Competition LO18101

Roxanne Abbas (
Thu, 14 May 1998 07:34:21 -0500

Arbitrarily linked to LO17945 by your host...

Dear Loers,

I believe that one of the reason our views differ on the value of
competition is that we are defining the word differently. I am using
Webster's very narrow definition: "a contest between rivals". I have
sometimes referred to competition as a win/lose model. This is my term;
not Webster's. Some people seem to use the term to mean "striving to do
our best". I don't believe that this is an accurate definition. Others
have talked about competing with a belief or an issue. Winfried uses the
term to refer to "choices":

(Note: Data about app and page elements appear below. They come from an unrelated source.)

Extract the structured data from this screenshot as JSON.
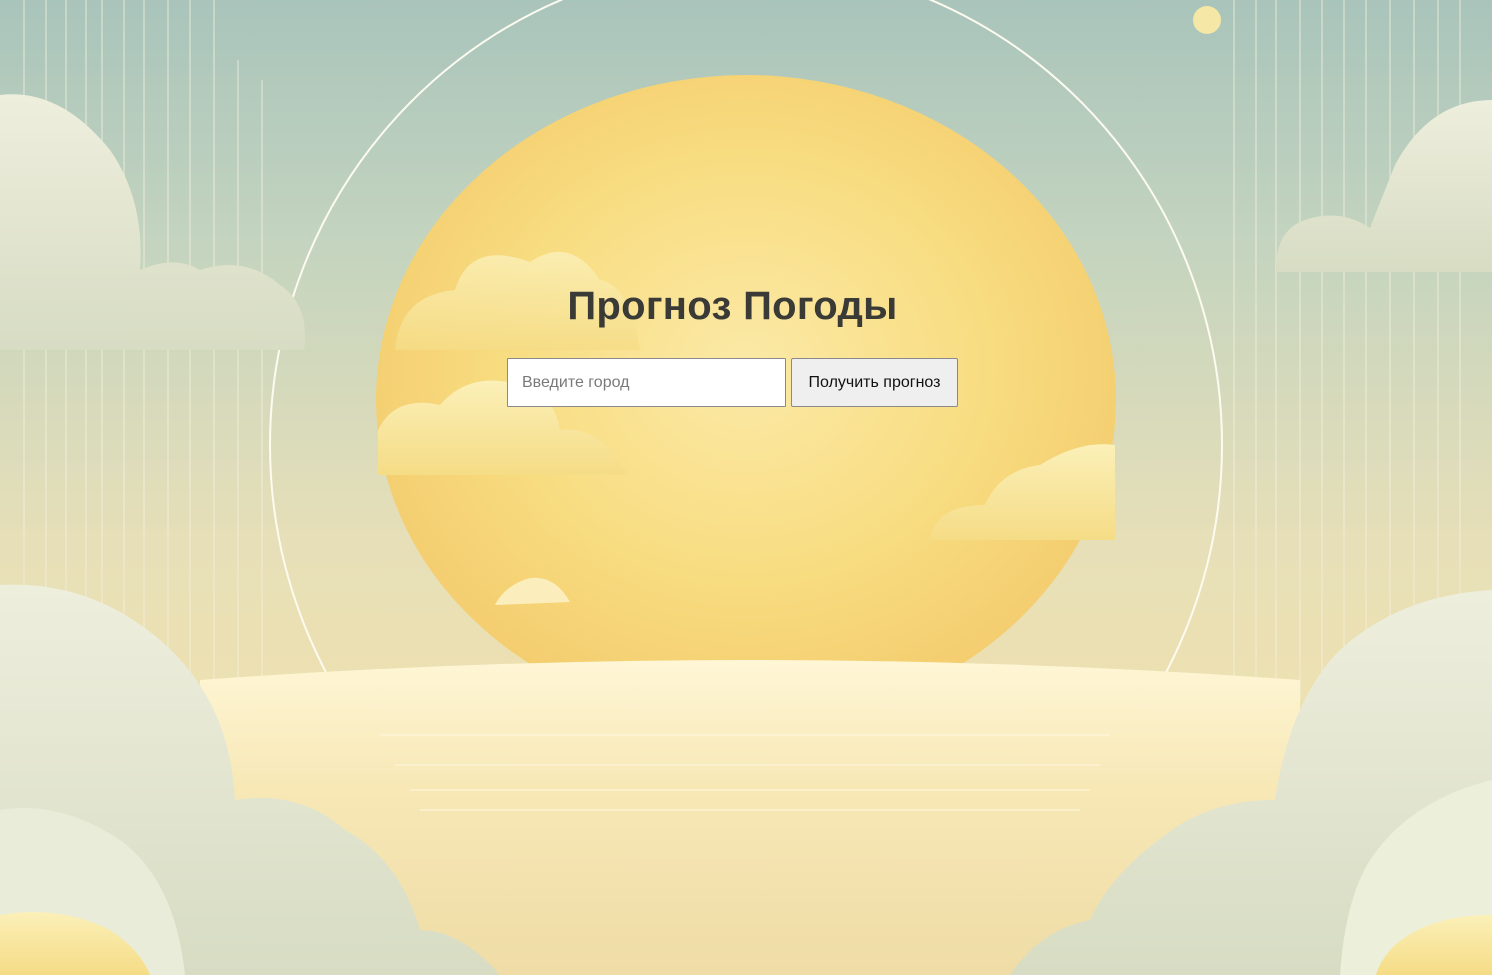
{
  "page": {
    "title": "Прогноз Погоды"
  },
  "search": {
    "placeholder": "Введите город",
    "value": "",
    "button_label": "Получить прогноз"
  },
  "theme": {
    "sky_top": "#a9c4bb",
    "sun_glow": "#f7d77a",
    "cloud": "#f6f3dc",
    "title_color": "#3a3a36"
  }
}
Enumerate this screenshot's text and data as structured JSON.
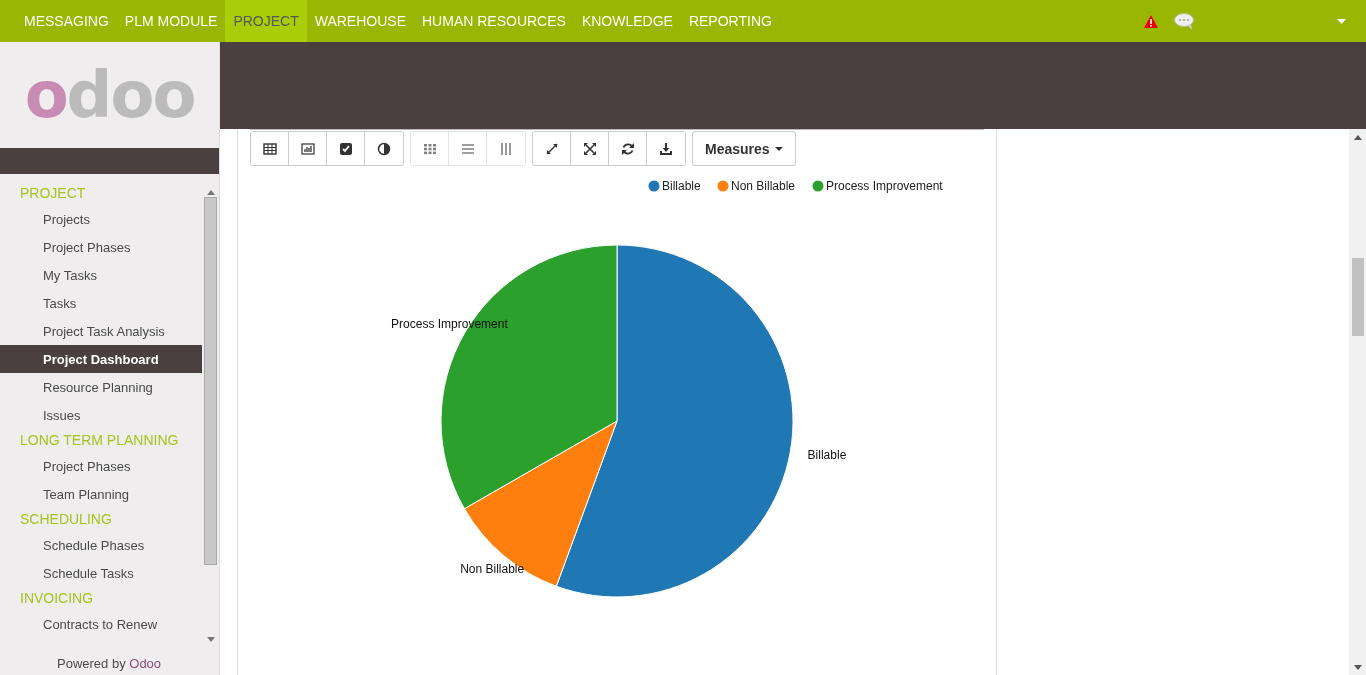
{
  "top_menu": [
    {
      "label": "MESSAGING",
      "selected": false
    },
    {
      "label": "PLM MODULE",
      "selected": false
    },
    {
      "label": "PROJECT",
      "selected": true
    },
    {
      "label": "WAREHOUSE",
      "selected": false
    },
    {
      "label": "HUMAN RESOURCES",
      "selected": false
    },
    {
      "label": "KNOWLEDGE",
      "selected": false
    },
    {
      "label": "REPORTING",
      "selected": false
    }
  ],
  "sidebar": {
    "logo": "odoo",
    "sections": [
      {
        "title": "PROJECT",
        "items": [
          {
            "label": "Projects",
            "selected": false
          },
          {
            "label": "Project Phases",
            "selected": false
          },
          {
            "label": "My Tasks",
            "selected": false
          },
          {
            "label": "Tasks",
            "selected": false
          },
          {
            "label": "Project Task Analysis",
            "selected": false
          },
          {
            "label": "Project Dashboard",
            "selected": true
          },
          {
            "label": "Resource Planning",
            "selected": false
          },
          {
            "label": "Issues",
            "selected": false
          }
        ]
      },
      {
        "title": "LONG TERM PLANNING",
        "items": [
          {
            "label": "Project Phases",
            "selected": false
          },
          {
            "label": "Team Planning",
            "selected": false
          }
        ]
      },
      {
        "title": "SCHEDULING",
        "items": [
          {
            "label": "Schedule Phases",
            "selected": false
          },
          {
            "label": "Schedule Tasks",
            "selected": false
          }
        ]
      },
      {
        "title": "INVOICING",
        "items": [
          {
            "label": "Contracts to Renew",
            "selected": false
          }
        ]
      }
    ],
    "powered_by": "Powered by",
    "powered_brand": "Odoo"
  },
  "toolbar": {
    "groups": [
      {
        "disabled": false
      },
      {
        "disabled": true
      },
      {
        "disabled": false
      }
    ],
    "measures": "Measures"
  },
  "legend": [
    {
      "label": "Billable",
      "color": "#1f77b4"
    },
    {
      "label": "Non Billable",
      "color": "#ff7f0e"
    },
    {
      "label": "Process Improvement",
      "color": "#2ca02c"
    }
  ],
  "chart_data": {
    "type": "pie",
    "categories": [
      "Billable",
      "Non Billable",
      "Process Improvement"
    ],
    "values": [
      55.6,
      11.1,
      33.3
    ]
  }
}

"You say, you have chosen your path. In my thinking, this means that there
were several possible paths competing for your favour and that this
competition was constructive and provided you with great power and
strength and sureness. You have a great potential in helping others with
their competitions. But this potential will stay asleep as long as you
deny this beautiful side of competition. I don't believe that choices in
life can compete. Advertisers and sales people compete to convince us to
select the choice that will line their pockets. I think we are also using
different definitions of cooperation. Webster's definition of cooperate:
"to associate with another or others for mutual, often economic, benefit.
" Some have used the term to refer to a person who is passive and has no
opinions of their own. There may be some correlation by these words have
different meanings. Some of you took exception to my examples of people
who I believed were models of cooperation. Rol said: "Actually, I know a
bit about King, and he was not a cooperative person. His values led him a
certain direction, and he was absolutely, totally uncompromising on those
values. He very definitely was in competition with the accepted status
quo of the time. Here was a man who for the first time in American
history could lead a very, very large number of people away from deeply
held convictions. His methods may have been collaborative, but this man
was highly competitive around his goals." Martin Luther King may have
competed with others for the leadership role in the Civil Rights Movement;
if so, he exhibited a competitive style, in part, to advance his cause.
However, his methods which distinguish him from most revolutionaries were
cooperative, i.e., he sought to associate with others for mutual benefit.

Best regards,


Roxanne Abbas

Learning-org -- Hosted by Rick Karash <> Public Dialog on Learning Organizations -- <>